May 2017 Hovering around WR. Mood great, mostly. Building up hour by hour at school after 18 months at home. Summer 2017 Happy, first trip away in years, food variety, begin socialising. Sept 2017, back to school FT first time in 2 years. [thumb] 2018 growing so fast hard to keep pace with weight
  • Swedish proverb: Love me when I least deserve it because that's when I need it most.
  • We are what we repeatedly do. Excellence Recovery, then, is not an act but a habit.

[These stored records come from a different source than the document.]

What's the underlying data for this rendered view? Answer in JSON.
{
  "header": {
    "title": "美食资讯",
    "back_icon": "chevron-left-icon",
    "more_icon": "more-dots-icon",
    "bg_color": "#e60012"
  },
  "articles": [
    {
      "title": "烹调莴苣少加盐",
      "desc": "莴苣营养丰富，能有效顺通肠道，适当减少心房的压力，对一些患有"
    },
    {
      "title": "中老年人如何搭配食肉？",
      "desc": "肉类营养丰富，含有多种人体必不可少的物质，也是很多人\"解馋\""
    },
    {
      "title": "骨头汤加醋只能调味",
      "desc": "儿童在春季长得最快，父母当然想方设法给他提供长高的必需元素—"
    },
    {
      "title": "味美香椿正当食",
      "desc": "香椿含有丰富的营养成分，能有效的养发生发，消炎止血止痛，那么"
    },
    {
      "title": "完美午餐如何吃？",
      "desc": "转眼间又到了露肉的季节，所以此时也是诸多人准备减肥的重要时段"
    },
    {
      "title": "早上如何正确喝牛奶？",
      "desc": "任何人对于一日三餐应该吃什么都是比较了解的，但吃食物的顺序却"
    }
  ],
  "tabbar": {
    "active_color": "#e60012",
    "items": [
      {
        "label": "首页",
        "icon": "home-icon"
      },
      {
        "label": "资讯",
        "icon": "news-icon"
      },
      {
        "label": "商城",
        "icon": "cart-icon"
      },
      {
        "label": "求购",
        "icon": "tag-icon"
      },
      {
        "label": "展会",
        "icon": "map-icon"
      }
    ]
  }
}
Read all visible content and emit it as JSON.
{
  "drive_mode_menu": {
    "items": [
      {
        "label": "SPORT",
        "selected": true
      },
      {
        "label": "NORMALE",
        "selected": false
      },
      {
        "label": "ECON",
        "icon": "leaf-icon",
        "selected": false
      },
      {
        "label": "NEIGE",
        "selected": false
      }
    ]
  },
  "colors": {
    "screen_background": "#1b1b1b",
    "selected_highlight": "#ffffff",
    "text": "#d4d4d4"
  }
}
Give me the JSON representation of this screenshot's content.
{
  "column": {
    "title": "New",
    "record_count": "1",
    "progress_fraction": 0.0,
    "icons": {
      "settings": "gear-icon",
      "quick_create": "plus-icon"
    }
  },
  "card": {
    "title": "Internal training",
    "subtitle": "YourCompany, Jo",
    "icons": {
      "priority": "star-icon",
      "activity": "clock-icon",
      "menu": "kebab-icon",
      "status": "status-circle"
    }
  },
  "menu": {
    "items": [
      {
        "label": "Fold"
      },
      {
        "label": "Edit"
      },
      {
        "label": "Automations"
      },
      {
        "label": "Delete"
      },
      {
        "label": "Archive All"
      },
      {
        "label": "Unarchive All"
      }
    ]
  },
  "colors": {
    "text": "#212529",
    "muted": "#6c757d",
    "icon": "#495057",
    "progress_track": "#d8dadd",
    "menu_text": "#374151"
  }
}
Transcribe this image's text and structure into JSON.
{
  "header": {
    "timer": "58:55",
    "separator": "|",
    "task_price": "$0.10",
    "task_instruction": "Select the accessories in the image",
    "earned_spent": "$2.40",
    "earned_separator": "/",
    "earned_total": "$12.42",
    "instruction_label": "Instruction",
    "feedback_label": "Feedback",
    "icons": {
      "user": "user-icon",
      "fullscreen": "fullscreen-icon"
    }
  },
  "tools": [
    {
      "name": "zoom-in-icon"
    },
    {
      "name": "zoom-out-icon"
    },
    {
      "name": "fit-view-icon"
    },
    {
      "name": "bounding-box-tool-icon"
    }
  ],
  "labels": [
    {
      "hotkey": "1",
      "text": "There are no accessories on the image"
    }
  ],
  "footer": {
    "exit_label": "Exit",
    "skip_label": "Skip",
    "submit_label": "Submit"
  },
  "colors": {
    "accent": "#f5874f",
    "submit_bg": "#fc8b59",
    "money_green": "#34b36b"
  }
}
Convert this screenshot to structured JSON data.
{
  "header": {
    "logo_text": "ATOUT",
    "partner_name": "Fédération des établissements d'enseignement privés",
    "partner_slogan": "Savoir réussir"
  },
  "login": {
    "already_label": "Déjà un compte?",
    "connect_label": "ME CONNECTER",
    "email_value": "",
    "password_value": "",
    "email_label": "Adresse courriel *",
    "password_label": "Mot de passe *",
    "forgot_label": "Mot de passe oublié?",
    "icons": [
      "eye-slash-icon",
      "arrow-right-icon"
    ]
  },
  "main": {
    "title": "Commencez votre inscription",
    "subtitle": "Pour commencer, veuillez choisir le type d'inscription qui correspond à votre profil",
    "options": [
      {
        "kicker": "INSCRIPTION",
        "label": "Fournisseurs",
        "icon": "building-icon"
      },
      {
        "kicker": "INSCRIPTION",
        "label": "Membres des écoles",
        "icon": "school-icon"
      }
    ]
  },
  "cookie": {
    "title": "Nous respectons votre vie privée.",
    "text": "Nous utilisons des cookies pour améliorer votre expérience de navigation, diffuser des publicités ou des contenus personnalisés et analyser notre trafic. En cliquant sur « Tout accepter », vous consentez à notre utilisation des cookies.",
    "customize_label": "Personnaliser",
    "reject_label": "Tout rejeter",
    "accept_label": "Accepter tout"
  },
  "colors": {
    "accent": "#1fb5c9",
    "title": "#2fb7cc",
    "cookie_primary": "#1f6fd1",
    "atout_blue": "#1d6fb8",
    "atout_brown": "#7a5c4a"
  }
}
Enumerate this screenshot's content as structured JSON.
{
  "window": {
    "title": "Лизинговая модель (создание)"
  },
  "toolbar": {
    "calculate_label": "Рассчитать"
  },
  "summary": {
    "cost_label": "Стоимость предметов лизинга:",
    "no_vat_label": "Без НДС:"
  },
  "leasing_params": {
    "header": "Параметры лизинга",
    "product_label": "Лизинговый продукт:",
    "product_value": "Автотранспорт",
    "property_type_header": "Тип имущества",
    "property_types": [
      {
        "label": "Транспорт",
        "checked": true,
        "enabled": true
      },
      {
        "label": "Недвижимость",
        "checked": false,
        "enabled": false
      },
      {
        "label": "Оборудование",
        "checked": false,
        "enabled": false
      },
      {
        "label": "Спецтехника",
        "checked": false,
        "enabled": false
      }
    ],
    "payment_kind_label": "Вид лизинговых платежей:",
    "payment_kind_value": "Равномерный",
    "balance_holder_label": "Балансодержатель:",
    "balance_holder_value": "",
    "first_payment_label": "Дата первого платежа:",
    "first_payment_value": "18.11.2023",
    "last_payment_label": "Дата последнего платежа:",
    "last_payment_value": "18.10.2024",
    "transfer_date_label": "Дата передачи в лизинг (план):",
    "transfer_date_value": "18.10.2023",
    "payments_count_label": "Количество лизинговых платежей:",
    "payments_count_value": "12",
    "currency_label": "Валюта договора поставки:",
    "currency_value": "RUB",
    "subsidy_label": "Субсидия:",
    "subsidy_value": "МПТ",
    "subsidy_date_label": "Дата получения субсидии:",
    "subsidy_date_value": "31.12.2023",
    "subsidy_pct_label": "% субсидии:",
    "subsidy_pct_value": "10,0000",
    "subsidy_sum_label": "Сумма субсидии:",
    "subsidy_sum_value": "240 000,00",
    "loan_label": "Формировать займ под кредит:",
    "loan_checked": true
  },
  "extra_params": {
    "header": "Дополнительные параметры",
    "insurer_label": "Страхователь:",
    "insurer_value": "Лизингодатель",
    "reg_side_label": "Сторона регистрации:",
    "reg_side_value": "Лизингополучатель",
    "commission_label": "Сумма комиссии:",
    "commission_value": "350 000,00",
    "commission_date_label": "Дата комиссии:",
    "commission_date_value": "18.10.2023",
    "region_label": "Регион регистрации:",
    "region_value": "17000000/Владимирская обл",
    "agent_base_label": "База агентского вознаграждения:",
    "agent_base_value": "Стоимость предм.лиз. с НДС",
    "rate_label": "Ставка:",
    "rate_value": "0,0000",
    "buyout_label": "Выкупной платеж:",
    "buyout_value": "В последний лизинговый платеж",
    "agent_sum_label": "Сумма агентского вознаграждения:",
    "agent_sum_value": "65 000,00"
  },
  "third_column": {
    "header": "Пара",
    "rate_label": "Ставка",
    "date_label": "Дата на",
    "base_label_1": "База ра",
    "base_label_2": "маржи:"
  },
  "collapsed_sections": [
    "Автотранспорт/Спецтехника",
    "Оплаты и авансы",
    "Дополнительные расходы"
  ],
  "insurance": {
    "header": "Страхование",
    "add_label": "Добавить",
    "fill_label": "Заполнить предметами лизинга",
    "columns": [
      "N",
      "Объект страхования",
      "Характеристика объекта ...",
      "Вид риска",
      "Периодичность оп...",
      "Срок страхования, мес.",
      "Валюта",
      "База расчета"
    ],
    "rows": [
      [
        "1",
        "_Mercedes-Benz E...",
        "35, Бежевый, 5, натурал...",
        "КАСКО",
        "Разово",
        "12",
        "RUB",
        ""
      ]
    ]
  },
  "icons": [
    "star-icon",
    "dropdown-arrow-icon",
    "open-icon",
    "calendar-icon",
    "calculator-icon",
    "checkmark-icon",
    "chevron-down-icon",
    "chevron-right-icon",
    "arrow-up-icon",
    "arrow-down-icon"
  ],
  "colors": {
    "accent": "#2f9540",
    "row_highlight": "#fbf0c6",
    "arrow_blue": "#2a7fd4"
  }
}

Aristotle.
  • If the plan doesn't work, change the plan but never the goal.
  • We cannot control the wind but we can direct the sail.

I am so very sorry for what you are going through - it is true that this is a lot of weight to lose in a hospital setting.  I think this is probably the issue which needs looking at first.  Is it that they are not giving him enough nutrition or is he purging in some way when no staff are present?  
In terms of his mental state and anguish - you just have to keep showing a firm but kind front, trying to hide any anxiety you are, naturally, feeling and tell him that he is never going to get out of hospital without accepting nourishment and weight gain.  

The positives: he ate a partial snack.  This means that he is taking food by mouth all while the nj tube is running.  
Can you encourage him/the team to pursue this more vigorously?  Often the desire to be 'normal' can be a motivator, and talk about returning to 'normal' to be like other teenagers could motivate him rather than talk about recovery.  In his own mind he probably does not see himself as ill, even though he is in hospital.  

This is a tough situation and understandably you cannot take your mind off it - particularly while there is no sign of progress.  

I hope that a discussion with the clinicians involved will lead to some changes which are finally going to promote a move forward.  It is a long time for him to have been ill and for you to see no signs of him moving forward and has clearly been a journey full of anguish for you all.
Believe you can and you're halfway there.
Theodore Roosevelt.